The acknowledgement section is a great resource. It is where you recognise all the significant contributions of your local partners. There is that one great person who has been your man or woman on the ground; they helped you gain access to the country or community, helped you to refine your research question, find participants and even helped you to make sense of your findings. Be sure to acknowledge their contributions effusively. Mention all that they did to help you and your research. But do not name them as co-author. Save the authorship positions for those who have done the ‘real’ work on the project.
There is always a silver lining, no matter how seemingly little impact your results indicate that your project has had. With some extra sophisticated analysis and a few twists and turns, you will find that silver lining. It is never a good idea to frustrate your funders. Where will you get more money to conduct other potentially impactful global health projects? It will certainly not help in getting you that professorship position that you so desperately want.
And yes, your study in one small community in remote Zimbabwe can be generalised to the entire country and even to the mostly homogeneous, if large, African continent. Be sure to emphasise this in the discussion section.
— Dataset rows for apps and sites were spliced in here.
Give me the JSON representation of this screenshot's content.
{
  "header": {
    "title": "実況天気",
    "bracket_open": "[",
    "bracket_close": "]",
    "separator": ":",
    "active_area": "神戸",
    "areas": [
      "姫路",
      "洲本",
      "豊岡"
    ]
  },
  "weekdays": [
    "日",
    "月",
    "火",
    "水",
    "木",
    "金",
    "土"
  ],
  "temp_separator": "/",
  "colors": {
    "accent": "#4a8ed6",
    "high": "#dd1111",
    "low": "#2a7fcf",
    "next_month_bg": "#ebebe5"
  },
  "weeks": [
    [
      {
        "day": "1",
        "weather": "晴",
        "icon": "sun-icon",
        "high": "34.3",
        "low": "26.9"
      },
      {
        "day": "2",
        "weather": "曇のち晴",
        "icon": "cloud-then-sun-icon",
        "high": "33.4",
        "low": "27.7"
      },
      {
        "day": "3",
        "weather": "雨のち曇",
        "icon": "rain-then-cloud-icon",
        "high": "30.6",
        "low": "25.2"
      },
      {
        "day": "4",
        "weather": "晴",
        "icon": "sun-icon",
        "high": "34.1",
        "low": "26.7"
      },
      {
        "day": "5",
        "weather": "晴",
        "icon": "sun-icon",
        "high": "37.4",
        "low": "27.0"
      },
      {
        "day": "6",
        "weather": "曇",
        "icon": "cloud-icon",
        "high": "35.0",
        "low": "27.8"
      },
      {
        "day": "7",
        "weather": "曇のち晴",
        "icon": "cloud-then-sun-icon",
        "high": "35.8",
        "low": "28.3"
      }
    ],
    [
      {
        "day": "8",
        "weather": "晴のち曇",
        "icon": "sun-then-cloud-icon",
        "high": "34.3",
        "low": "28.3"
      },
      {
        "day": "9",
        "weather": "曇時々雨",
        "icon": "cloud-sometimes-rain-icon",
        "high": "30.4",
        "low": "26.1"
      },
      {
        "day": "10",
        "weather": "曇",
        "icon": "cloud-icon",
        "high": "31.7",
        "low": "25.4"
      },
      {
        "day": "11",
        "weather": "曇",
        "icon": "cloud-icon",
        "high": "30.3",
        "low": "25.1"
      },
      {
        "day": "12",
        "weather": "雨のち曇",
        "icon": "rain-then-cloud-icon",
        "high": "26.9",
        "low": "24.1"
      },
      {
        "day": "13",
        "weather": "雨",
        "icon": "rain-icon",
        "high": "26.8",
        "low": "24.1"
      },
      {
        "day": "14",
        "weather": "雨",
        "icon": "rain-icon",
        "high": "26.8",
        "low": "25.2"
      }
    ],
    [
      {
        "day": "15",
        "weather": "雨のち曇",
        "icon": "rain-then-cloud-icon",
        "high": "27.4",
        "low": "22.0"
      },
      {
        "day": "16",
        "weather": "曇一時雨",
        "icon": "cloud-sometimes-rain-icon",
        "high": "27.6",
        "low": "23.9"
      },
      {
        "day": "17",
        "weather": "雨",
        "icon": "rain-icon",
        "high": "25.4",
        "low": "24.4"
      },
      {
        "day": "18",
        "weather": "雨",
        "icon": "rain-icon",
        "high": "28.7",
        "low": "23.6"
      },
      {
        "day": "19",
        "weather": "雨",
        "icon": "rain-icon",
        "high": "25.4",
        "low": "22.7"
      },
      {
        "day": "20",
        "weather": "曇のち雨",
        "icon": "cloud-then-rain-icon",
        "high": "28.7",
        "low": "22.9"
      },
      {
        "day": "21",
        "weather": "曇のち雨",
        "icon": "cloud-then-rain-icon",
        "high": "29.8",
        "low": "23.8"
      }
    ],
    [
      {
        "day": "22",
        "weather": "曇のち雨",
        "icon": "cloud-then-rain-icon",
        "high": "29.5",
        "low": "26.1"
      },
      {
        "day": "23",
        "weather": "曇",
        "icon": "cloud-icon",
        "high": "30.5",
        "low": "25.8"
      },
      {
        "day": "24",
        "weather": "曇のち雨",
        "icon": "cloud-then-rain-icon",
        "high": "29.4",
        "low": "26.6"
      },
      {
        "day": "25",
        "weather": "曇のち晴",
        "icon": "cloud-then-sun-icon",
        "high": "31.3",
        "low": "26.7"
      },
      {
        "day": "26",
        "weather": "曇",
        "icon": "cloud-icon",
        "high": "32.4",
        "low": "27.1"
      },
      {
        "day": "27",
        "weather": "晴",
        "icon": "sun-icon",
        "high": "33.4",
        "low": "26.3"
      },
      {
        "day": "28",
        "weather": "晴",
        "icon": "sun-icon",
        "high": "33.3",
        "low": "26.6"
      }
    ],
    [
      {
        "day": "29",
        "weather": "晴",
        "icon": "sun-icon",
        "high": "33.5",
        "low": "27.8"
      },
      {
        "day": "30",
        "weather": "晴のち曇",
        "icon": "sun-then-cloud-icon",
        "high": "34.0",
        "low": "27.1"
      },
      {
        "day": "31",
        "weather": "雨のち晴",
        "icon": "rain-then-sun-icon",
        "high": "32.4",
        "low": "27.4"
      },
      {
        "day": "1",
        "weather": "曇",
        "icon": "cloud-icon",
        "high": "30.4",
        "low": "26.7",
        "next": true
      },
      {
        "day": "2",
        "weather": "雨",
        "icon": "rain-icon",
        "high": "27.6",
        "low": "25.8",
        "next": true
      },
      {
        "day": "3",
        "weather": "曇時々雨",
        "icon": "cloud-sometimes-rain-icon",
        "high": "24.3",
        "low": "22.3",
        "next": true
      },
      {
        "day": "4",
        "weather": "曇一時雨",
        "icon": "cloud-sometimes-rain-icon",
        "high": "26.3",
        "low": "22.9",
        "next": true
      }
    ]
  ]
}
Show how impactful your project and findings could be and recommend that your intervention be scaled up in all other low-income and middle-income countries, seeing that they all have similar needs.
Never forget to include the old African proverb “if you want to go fast, walk alone. If you want to go far, walk together” or the Chinese proverb “Give a man a fish, and you feed him for a day, teach a man to fish and feed him for a lifetime.” How else will your readers know yours is a global health paper? It will also show that you have taken the time to understand local customs and have connected with the community on a deep level.
If you follow these guidelines, you are sure to become a prolific writer and successful global health researcher. But remember to train those coming behind, your research assistants and PhD students, to do just the same if they want to become successful like you.
Contributors DTJ conceived and wrote this manuscript.
Funding The authors have not declared a specific grant for this research from any funding agency in the public, commercial or not-for-profit sectors.
Competing interests None declared.
Patient consent for publication Not required.
Provenance and peer review Not commissioned; internally peer reviewed.
Data availability statement There are no data in this work.
If you wish to reuse any or all of this article please use the link below which will take you to the Copyright Clearance Center’s RightsLink service. You will be able to get a quick price and instant permission to reuse the content in many different ways.